3. Exhibits. The exhibits listed in the Exhibit Index are filed with, or incorporated by reference in, this Annual Report.



52


SIGNATURES
Pursuant to the requirements of Section 13 or 15(d) of the Securities Exchange Act of 1934, the Registrant has duly caused this Annual Report to be signed on its behalf by the undersigned, thereunto duly authorized.
 
QUESTCOR PHARMACEUTICALS, INC.
 
 
By
 
/s/ Don M. Bailey
 
 
Don M. Bailey
President and Chief Executive Officer
Dated: February 26, 2014
Pursuant to the requirements of the Securities Exchange Act of 1934, this Annual Report has been signed below by the following persons on behalf of the Registrant and in the capacities and on the dates indicated.
 
 
 
 
 
 
Signature
  
Title
 
Date
 
 
 
/s/ DON M. BAILEY
Don M. Bailey
  
President and Chief Executive Officer and Director (Principal Executive Officer)
 
February 26, 2014
 
 
 
/s/ RAJESH ASARPOTA
Rajesh Asarpota
  
Senior Vice President, Chief Financial Officer (Principal Financial and Accounting Officer)
 
February 26, 2014
 
 
 
 
 
/s/ VIRGIL D. THOMPSON
Virgil D. Thompson
  
Chairman of the Board
 
February 26, 2014
 
 
 
/s/ ANGUS RUSSELL
Angus Russell
  
Director
 
February 26, 2014
 
 
 
/s/ NEAL C. BRADSHER
Neal C. Bradsher
  
Director
 
February 26, 2014
 
 
 
/s/ STEPHEN C. FARRELL
Stephen C. Farrell
  
Director
 
February 26, 2014
 
 
 
/s/ LOU SILVERMAN
Lou Silverman
  
Director
 
February 26, 2014
 
 
 
 
 
/s/ SCOTT WHITCUP
Scott Whitcup
 
Director
 
February 26, 2014
 
 
 
 
 
/s/ KELLY MARTIN
Kelly Martin
 
Director
 
February 26, 2014

53
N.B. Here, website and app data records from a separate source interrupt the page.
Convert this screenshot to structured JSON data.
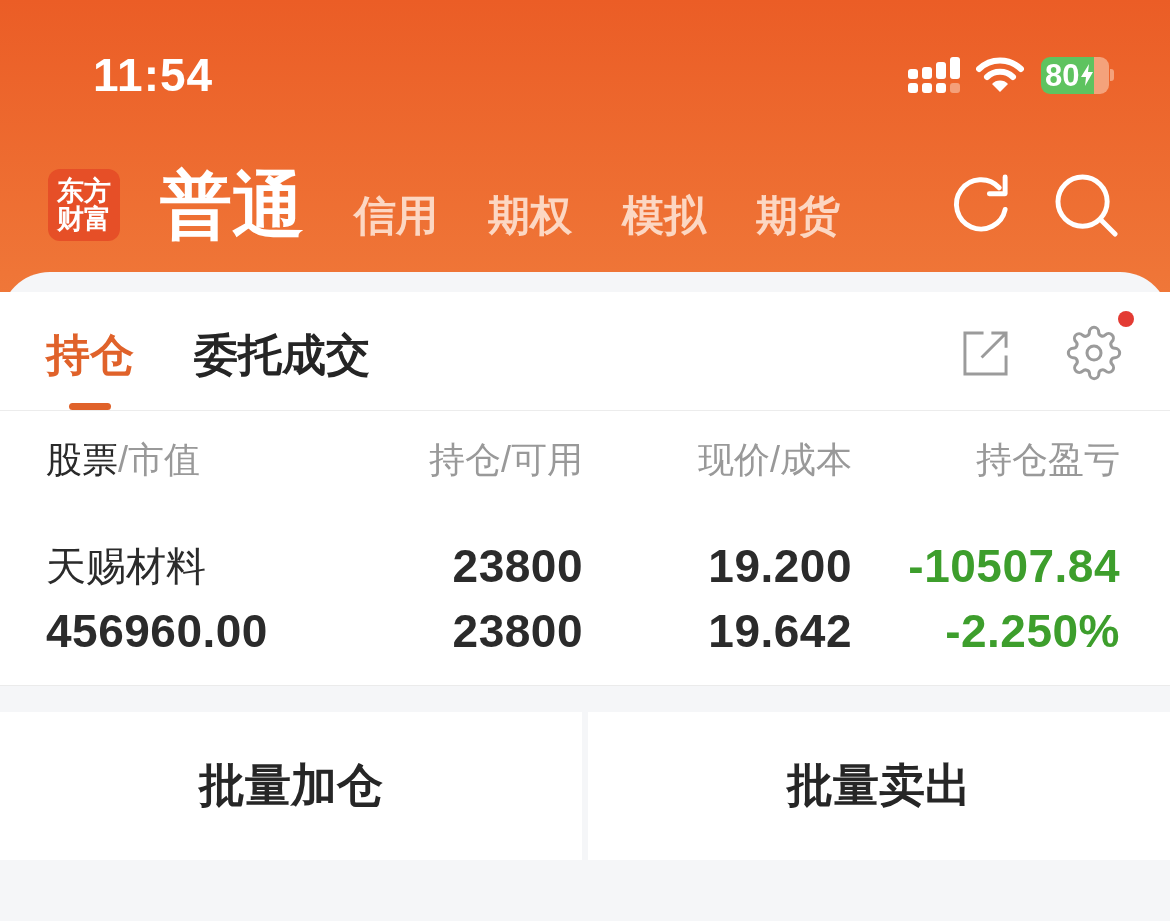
{
  "status_bar": {
    "time": "11:54",
    "battery": "80"
  },
  "account_tabs": {
    "logo": "东方财富",
    "tabs": [
      {
        "label": "普通",
        "selected": true
      },
      {
        "label": "信用",
        "selected": false
      },
      {
        "label": "期权",
        "selected": false
      },
      {
        "label": "模拟",
        "selected": false
      },
      {
        "label": "期货",
        "selected": false
      }
    ]
  },
  "view_tabs": {
    "tabs": [
      {
        "label": "持仓",
        "selected": true
      },
      {
        "label": "委托成交",
        "selected": false
      }
    ],
    "settings_badge": true
  },
  "table": {
    "columns": [
      {
        "label": "股票",
        "note": "/市值",
        "emphasized": true
      },
      {
        "label": "持仓/可用",
        "emphasized": false
      },
      {
        "label": "现价/成本",
        "emphasized": false
      },
      {
        "label": "持仓盈亏",
        "emphasized": false
      }
    ],
    "rows": [
      {
        "name": "天赐材料",
        "market_value": "456960.00",
        "quantity": "23800",
        "available": "23800",
        "price": "19.200",
        "cost": "19.642",
        "pnl": "-10507.84",
        "pnl_percent": "-2.250%",
        "loss": true
      }
    ]
  },
  "buttons": [
    {
      "label": "批量加仓"
    },
    {
      "label": "批量卖出"
    }
  ]
}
REPORT OF INDEPENDENT REGISTERED PUBLIC ACCOUNTING FIRM
The Board of Directors and Shareholders of
Questcor Pharmaceuticals, Inc.
Anaheim, California
We have audited the accompanying consolidated balance sheets of Questcor Pharmaceuticals, Inc. as of December 31, 2013 and 2012, and the related consolidated statements of income and comprehensive income, shareholders’ equity, and cash flows for each of the three years in the period ended December 31, 2013. In connection with our audits of the financial statements, we have also audited the financial statement schedule listed in Item 15(a)(2). These financial statements and schedule are the responsibility of the Company’s management. Our responsibility is to express an opinion on these financial statements and schedule based on our audits.
We conducted our audits in accordance with the standards of the Public Company Accounting Oversight Board (United States). Those standards require that we plan and perform the audit to obtain reasonable assurance about whether the financial statements are free of material misstatement. An audit includes examining, on a test basis, evidence supporting the amounts and disclosures in the financial statements, assessing the accounting principles used and significant estimates made by management, as well as evaluating the overall presentation of the financial statements and schedule. We believe that our audits provide a reasonable basis for our opinion.
In our opinion, the consolidated financial statements referred to above present fairly, in all material respects, the financial position of Questcor Pharmaceuticals, Inc. at December 31, 2013 and 2012, and the results of its operations and its cash flows for each of the three years in the period ended December 31, 2013, in conformity with accounting principles generally accepted in the United States of America. Also, in our opinion, the financial statement schedule, when considered in relation to the basic consolidated financial statements taken as a whole, presents fairly, in all material respects, the information set forth therein.
We also have audited, in accordance with the standards of the Public Company Accounting Oversight Board (United States), Questcor Pharmaceuticals, Inc.’s internal control over financial reporting as of December 31, 2013, based on criteria established in Internal Control — Integrated Framework (1992) issued by the Committee of Sponsoring Organizations of the Treadway Commission and our report dated February 26, 2014 expressed an unqualified opinion thereon.
/s/ BDO USA, LLP
Orange County, California
February 26, 2014



54


QUESTCOR PHARMACEUTICALS, INC.